May 1, 2014

They are allergic to change. They control most of the employment sectors. They have the lowest level of engagement. They are not techno savvy. They are corrupt. They are the source of economic, political and social ills this world is facing. They are extravagant.They are known as the baby boomers born between 1946-1964 and Generation X born 1965-1980.Luckily, am neither of the two generations. From an IT perspective, the two generations have become the stumbling to adoption of technological solutions in workplaces and continues to vehemently oppose any use of technology in public and private sectors. Businesses operated by these two generations and more specific their IT departments remain reluctant towards this shift and continue to impose strict and archaic policies meant to frustrate any adoption of technology. Challenges for businesses owned or managed by the two generations have failed to understand the IT industry that is becoming more and more about adjusting to the needs of millennials, is their only hope of remaining relevant in the future. Our generation is not rudimentary as our elder brothers and sisters are. For us we expect computing to work the way we want it to, and want to receive information whenever and wherever we need it. Studies conducted recently shows that 88% of workforce in the world comprises of the two generations. Most of my relatives and friends belongs to the Baby Boom and X generations and because of their standing in the society they always gets what they want. Without any doubt in my mind, I can say that Baby Boomers are the least distinctly engaged workers I have come across but today’s workplace is transforming as the workforce shifts from baby boomers to millennials.

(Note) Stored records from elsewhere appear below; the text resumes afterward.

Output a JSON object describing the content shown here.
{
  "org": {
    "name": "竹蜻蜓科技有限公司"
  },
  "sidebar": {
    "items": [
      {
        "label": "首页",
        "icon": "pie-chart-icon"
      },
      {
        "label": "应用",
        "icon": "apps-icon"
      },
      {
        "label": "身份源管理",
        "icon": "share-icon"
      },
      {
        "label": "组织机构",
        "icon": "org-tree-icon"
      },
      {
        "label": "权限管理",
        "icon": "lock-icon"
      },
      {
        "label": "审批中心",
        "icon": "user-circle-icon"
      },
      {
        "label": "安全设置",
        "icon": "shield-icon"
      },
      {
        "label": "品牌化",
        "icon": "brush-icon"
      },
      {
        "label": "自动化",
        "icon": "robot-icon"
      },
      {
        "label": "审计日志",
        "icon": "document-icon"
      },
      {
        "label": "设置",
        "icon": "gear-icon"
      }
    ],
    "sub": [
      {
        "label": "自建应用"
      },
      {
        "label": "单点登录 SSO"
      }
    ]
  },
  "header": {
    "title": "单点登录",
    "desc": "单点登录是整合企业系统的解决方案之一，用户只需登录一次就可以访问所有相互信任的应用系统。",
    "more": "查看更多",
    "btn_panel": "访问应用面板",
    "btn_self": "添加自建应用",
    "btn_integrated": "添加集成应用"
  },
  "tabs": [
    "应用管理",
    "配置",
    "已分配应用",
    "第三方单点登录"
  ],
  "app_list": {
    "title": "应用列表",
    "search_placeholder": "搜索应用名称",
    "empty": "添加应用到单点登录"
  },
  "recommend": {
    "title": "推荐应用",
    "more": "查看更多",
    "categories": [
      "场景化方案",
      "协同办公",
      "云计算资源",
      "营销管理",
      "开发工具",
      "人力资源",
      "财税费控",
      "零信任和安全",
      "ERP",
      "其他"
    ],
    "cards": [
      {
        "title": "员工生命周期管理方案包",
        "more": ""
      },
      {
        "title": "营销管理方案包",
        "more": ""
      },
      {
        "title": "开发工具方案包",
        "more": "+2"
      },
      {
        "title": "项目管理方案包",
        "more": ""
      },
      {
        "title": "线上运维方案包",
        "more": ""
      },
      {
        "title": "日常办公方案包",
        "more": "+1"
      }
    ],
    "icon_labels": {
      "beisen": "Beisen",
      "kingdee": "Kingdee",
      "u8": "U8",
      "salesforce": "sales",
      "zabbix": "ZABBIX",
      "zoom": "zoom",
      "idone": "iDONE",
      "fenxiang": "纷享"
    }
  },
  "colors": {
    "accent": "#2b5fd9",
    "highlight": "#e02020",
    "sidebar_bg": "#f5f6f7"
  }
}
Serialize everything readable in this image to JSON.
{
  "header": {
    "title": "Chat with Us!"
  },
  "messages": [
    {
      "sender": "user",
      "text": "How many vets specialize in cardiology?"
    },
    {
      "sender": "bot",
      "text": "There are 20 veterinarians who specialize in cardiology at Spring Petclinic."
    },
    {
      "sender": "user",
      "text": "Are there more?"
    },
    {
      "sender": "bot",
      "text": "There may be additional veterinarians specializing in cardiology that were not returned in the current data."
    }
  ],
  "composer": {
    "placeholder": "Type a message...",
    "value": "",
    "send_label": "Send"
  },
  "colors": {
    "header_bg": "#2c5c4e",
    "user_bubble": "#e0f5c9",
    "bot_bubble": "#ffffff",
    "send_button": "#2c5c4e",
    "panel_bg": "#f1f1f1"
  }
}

My generation’s workers, all of us born in the dawn of the digital age, we are not allergic to using new technologies and adopting innovations is a cakewalk. As more of us enter the workforce and rise up the corporate ranks, businesses have to recognize the need to adapt to their high, dynamic IT expectations. Am proud to be associated with a generation known to be a tech-savvy and we grew up with a fast paced lifestyle largely driven by technology. Unlike baby boomers and generation X, our mindset and expectations are different from past generations, we are creating changes in the public and private workplace, and businesses under our watch are adapting to these to stay relevant. Think of a millennial managed Facebook and compare it with Myspace that was ran by generation X before its slow demise. As more of our generation enters the workforce, businesses need to adjust to tour mobile driven IT expectations. We expect employers to provide equipment and hardware that allows us to be mobile like Bring Your Own Device unlike the aging baby boomers who have to drive to offices, a comprehensive and accepted flexible working policies unlike the Generation X that demands one to be in office by 8am, and access to work applications through personal devices. Such things make the difference between our generation and the two who never prefers to work inside the office and they don’t believe technology could help them be productive. I think its time for them to go home or else the world’s productivity will continue to decline.

Contador Harrison